Chester A. Arthur - 07/11/1884: Democratic National Convention
The Democratic National Convention meets in Chicago, nominating Grover Cleveland and Thomas A. Hendricks for President and vice president, respectively. July 11, 1884

Chester A. Arthur - 11/04/1884: Cleveland Defeats Blaine
In the federal presidential election, Grover Cleveland defeats James G. Blaine. November 04, 1884

Chester A. Arthur - 11/12/1884: U.S.-Mexico Convention
The United States and Mexico conclude a convention on their shared territorial boundary. November 12, 1884

Chester A. Arthur - 02/21/1885: Washington Monument Dedicated
The Washington Monument is dedicated in Washington, D.C. February 21, 1885

Chester A. Arthur - 02/25/1885: Public Land Fencing Prohibited
Congress passes an act prohibiting the fencing of public lands in the west.

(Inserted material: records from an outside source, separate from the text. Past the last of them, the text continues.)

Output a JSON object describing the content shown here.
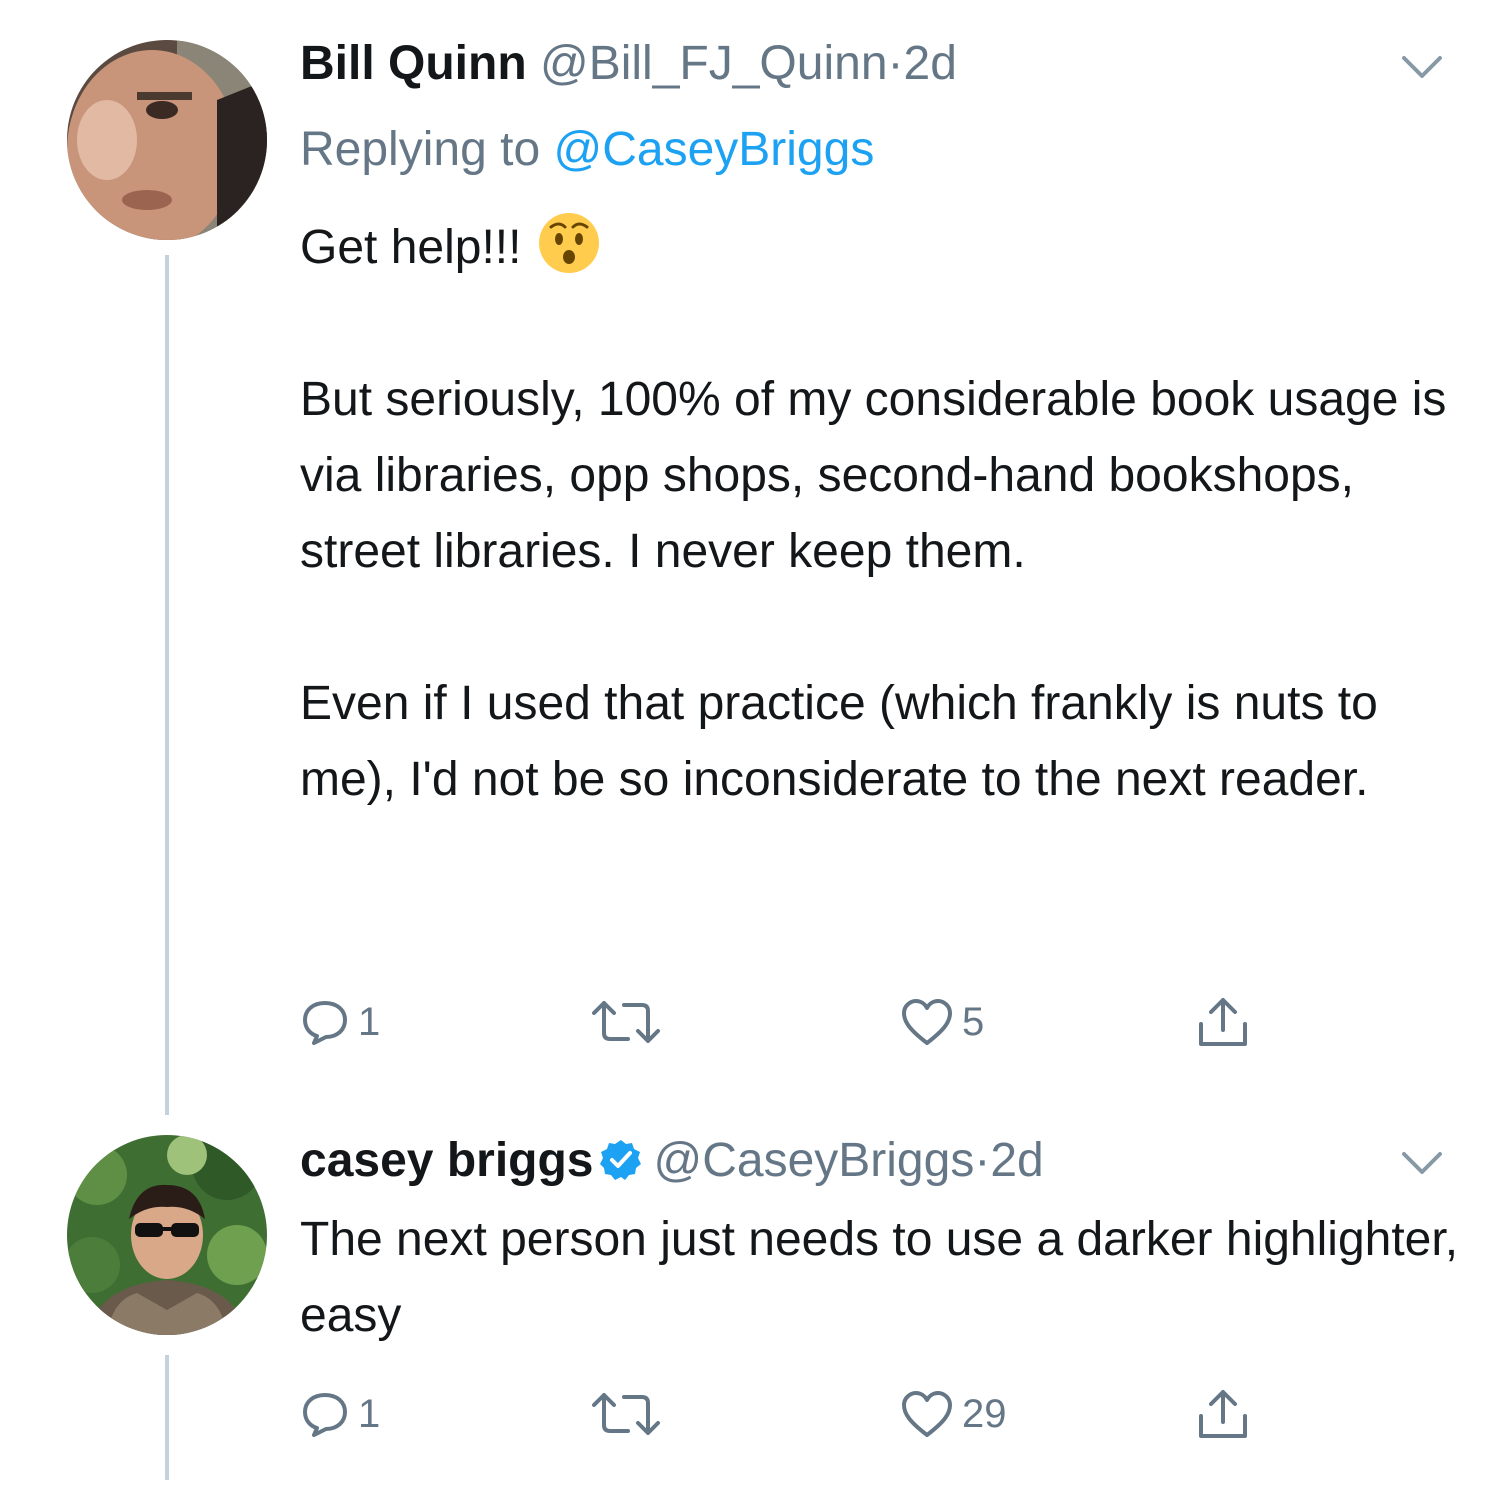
{
  "tweets": [
    {
      "display_name": "Bill Quinn",
      "handle": "@Bill_FJ_Quinn",
      "separator": "·",
      "time": "2d",
      "replying_prefix": "Replying to",
      "replying_handle": "@CaseyBriggs",
      "paragraphs": [
        "Get help!!!",
        "But seriously, 100% of my considerable book usage is via libraries, opp shops, second-hand bookshops, street libraries. I never keep them.",
        "Even if I used that practice (which frankly is nuts to me), I'd not be so inconsiderate to the next reader."
      ],
      "emoji": "hushed-face-emoji",
      "reply_count": "1",
      "retweet_count": "",
      "like_count": "5"
    },
    {
      "display_name": "casey briggs",
      "verified": true,
      "handle": "@CaseyBriggs",
      "separator": "·",
      "time": "2d",
      "paragraphs": [
        "The next person just needs to use a darker highlighter, easy"
      ],
      "reply_count": "1",
      "retweet_count": "",
      "like_count": "29"
    }
  ],
  "colors": {
    "text": "#14171a",
    "secondary": "#657786",
    "link": "#1da1f2",
    "thread_line": "#c4d2de"
  },
  "icons": [
    "reply-icon",
    "retweet-icon",
    "like-icon",
    "share-icon",
    "chevron-down-icon",
    "verified-badge-icon"
  ]
}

February 25, 1885

Chester A. Arthur - 02/26/1885: Contract Labor Law Passes
Congress passes the Contract Labor Law, also known as the Foran Act, which virtually outlaws alien contract labor. The act is designed to ban companies from importing immigrant workers to break strikes and drive down wages. February 26, 1885

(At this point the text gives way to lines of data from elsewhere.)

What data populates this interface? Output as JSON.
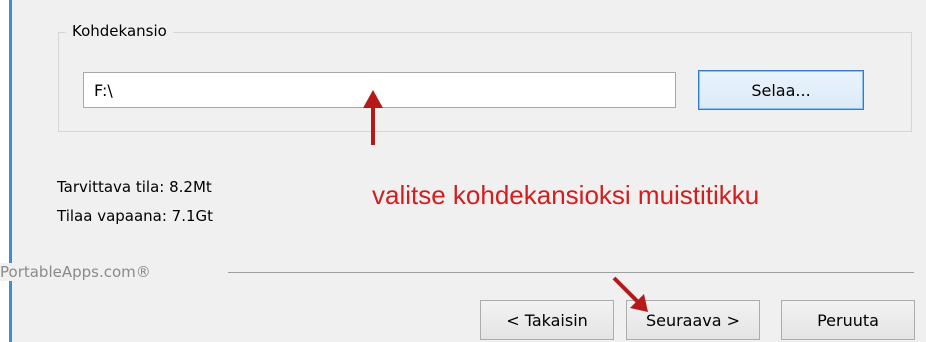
{
  "destination_group": {
    "title": "Kohdekansio",
    "path_value": "F:\\",
    "browse_label": "Selaa..."
  },
  "space_info": {
    "required": "Tarvittava tila: 8.2Mt",
    "free": "Tilaa vapaana: 7.1Gt"
  },
  "annotation": {
    "text": "valitse kohdekansioksi muistitikku",
    "color": "#d21e1e"
  },
  "footer": {
    "brand": "PortableApps.com®"
  },
  "buttons": {
    "back_label": "< Takaisin",
    "next_label": "Seuraava >",
    "cancel_label": "Peruuta"
  },
  "icons": [
    "arrow-up-icon",
    "arrow-down-right-icon"
  ],
  "colors": {
    "accent_border": "#3c8fd6",
    "focus_border": "#2d7dd1"
  }
}
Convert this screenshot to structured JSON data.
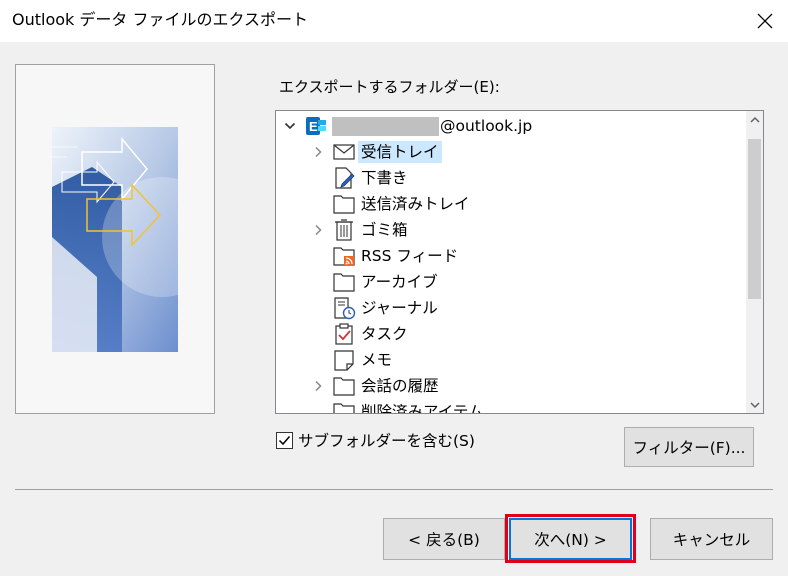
{
  "window": {
    "title": "Outlook データ ファイルのエクスポート",
    "close_icon": "close-icon"
  },
  "folder_section": {
    "label": "エクスポートするフォルダー(E):"
  },
  "tree": {
    "account": {
      "email_suffix": "@outlook.jp",
      "icon": "exchange-account-icon",
      "expanded": true
    },
    "items": [
      {
        "label": "受信トレイ",
        "icon": "inbox-icon",
        "expandable": true,
        "selected": true
      },
      {
        "label": "下書き",
        "icon": "drafts-icon",
        "expandable": false
      },
      {
        "label": "送信済みトレイ",
        "icon": "folder-icon",
        "expandable": false
      },
      {
        "label": "ゴミ箱",
        "icon": "trash-icon",
        "expandable": true
      },
      {
        "label": "RSS フィード",
        "icon": "rss-folder-icon",
        "expandable": false
      },
      {
        "label": "アーカイブ",
        "icon": "folder-icon",
        "expandable": false
      },
      {
        "label": "ジャーナル",
        "icon": "journal-icon",
        "expandable": false
      },
      {
        "label": "タスク",
        "icon": "tasks-icon",
        "expandable": false
      },
      {
        "label": "メモ",
        "icon": "notes-icon",
        "expandable": false
      },
      {
        "label": "会話の履歴",
        "icon": "folder-icon",
        "expandable": true
      },
      {
        "label": "削除済みアイテム",
        "icon": "folder-icon",
        "expandable": false
      }
    ]
  },
  "options": {
    "include_subfolders_label": "サブフォルダーを含む(S)",
    "include_subfolders_checked": true,
    "filter_button": "フィルター(F)..."
  },
  "footer": {
    "back_button": "< 戻る(B)",
    "next_button": "次へ(N) >",
    "cancel_button": "キャンセル"
  },
  "colors": {
    "selection": "#cce8ff",
    "default_button_border": "#0078d7",
    "annotation_highlight": "#e0001a",
    "account_icon": "#0f6cbd"
  }
}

Chester A. Arthur - 03/04/1885: Cleveland Inaugurated
Grover Cleveland is inaugurated as the twenty-second President of the United States. March 04, 1885

Chester A. Arthur - Opening of the Brooklyn Bridge

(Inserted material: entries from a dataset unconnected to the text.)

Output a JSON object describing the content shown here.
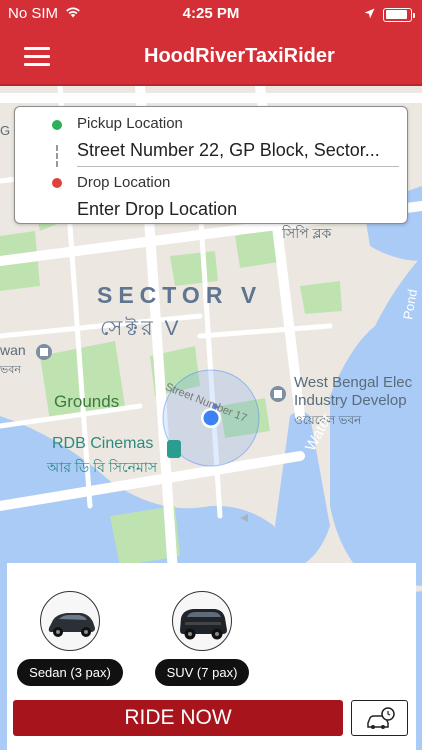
{
  "status_bar": {
    "carrier": "No SIM",
    "time": "4:25 PM",
    "battery_level": 0.9,
    "icons": [
      "wifi-icon",
      "location-arrow-icon",
      "battery-icon"
    ]
  },
  "nav": {
    "title": "HoodRiverTaxiRider",
    "menu_icon": "hamburger-menu-icon"
  },
  "location_card": {
    "pickup_label": "Pickup Location",
    "pickup_value": "Street Number 22, GP Block, Sector...",
    "drop_label": "Drop Location",
    "drop_placeholder": "Enter Drop Location"
  },
  "map": {
    "labels": {
      "sector": "SECTOR V",
      "sector_bn": "সেক্টর V",
      "grounds": "Grounds",
      "rdb": "RDB Cinemas",
      "rdb_bn": "আর ডি বি সিনেমাস",
      "wb_line1": "West Bengal Elec",
      "wb_line2": "Industry Develop",
      "wb_bn": "ওয়েবেল ভবন",
      "street17": "Street Number 17",
      "water": "Water",
      "pond": "Pond",
      "wan": "wan",
      "wan_bn": "ভবন",
      "g": "G",
      "sipbk": "সিপি ব্লক"
    }
  },
  "vehicles": [
    {
      "label": "Sedan (3 pax)",
      "icon": "sedan-car-icon"
    },
    {
      "label": "SUV (7 pax)",
      "icon": "suv-car-icon"
    }
  ],
  "actions": {
    "ride_now": "RIDE NOW",
    "schedule_icon": "schedule-ride-icon"
  },
  "colors": {
    "brand_red": "#d42f37",
    "button_red": "#a8141b",
    "pickup_green": "#2bb15a",
    "drop_red": "#e0413d",
    "current_location_blue": "#3b82f6"
  }
}
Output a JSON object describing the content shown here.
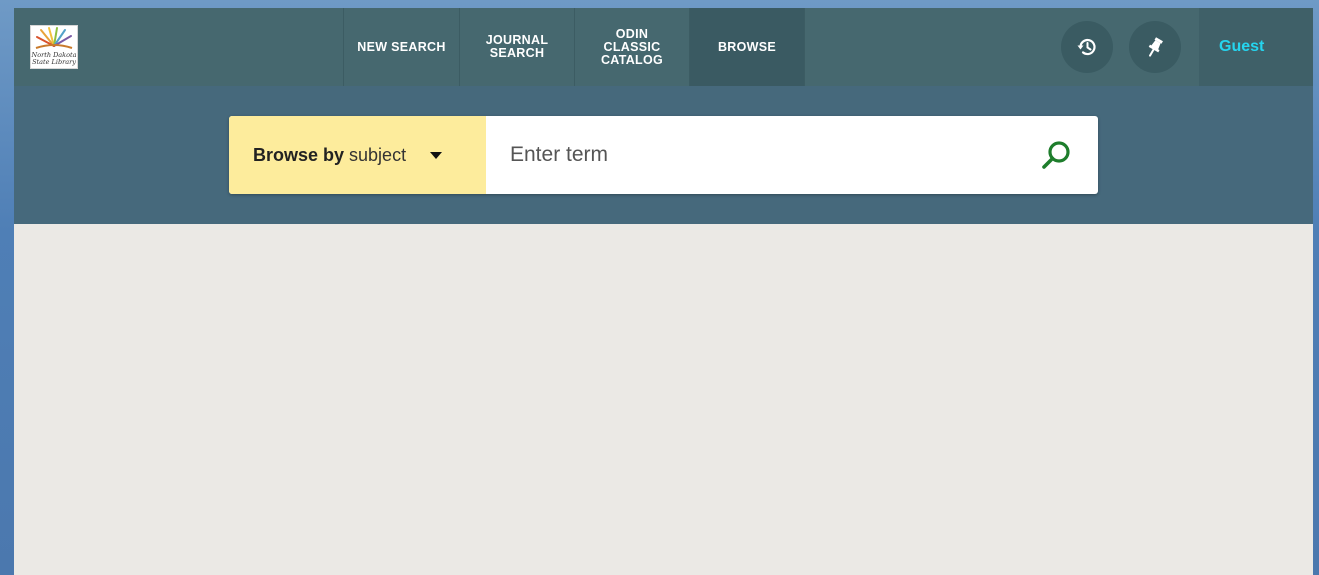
{
  "header": {
    "logo_text": "North Dakota State Library",
    "nav": [
      {
        "label": "NEW SEARCH"
      },
      {
        "label": "JOURNAL\nSEARCH"
      },
      {
        "label": "ODIN\nCLASSIC\nCATALOG"
      },
      {
        "label": "BROWSE",
        "active": true
      }
    ],
    "icons": {
      "history": "history-icon",
      "pin": "pin-icon"
    },
    "user_label": "Guest"
  },
  "search": {
    "browse_by_label": "Browse by",
    "browse_by_value": "subject",
    "term_placeholder": "Enter term",
    "term_value": ""
  },
  "colors": {
    "topbar": "#46686f",
    "searchband": "#46697c",
    "browse_active": "#3a5a62",
    "guest": "#25d4ee",
    "dropdown": "#fdec9c",
    "search_icon": "#1e7d2c",
    "content_bg": "#ebe9e5"
  }
}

On May 24, 1883, President Chester Arthur and New York Governor Grover Cleveland participated in the ceremonial opening of the Brooklyn Bridge. The Brooklyn Bridge was the first bridge to be built across the East River linking New York City and Brooklyn. The bridge was an engineering marvel, utilizing numerous construction techniques that had never before been attempted on such a massive scale.

The original designer, John Roebling, died of an infection caused by an injury he received only days after having secured permission to begin his project. His son Washington took over, supervising the construction project that took thirteen years and more than $15 million to complete (three times as long and twice as expensive as had been anticipated). By the end of the project, Washington Roebling's health had deteriorated considerably. He, along with many of those involved in the project, had contracted decompression sickness because of working in the caissons used to form the foundations of the bridge towers. It is estimated that more than twenty men were killed during the construction of the bridge, although records are debatable.

Prior to the Brooklyn Bridge opening celebration, President Arthur's health had been deteriorating. (He suffered from Bright's disease, a then-fatal kidney ailment.) Still, the crowd of people who showed up for the event were unaware, and the President received a spectacular welcome. Arthur and Governor Cleveland walked across the bridge along with the 7th regiment as part of the celebration. Later that day, both personally congratulated Washington Roebling.

When the Brooklyn Bridge opened, it was the longest suspension bridge in the world and one of the most revolutionary structures of the era. It remains a symbol of engineering prowess.

May 24, 1883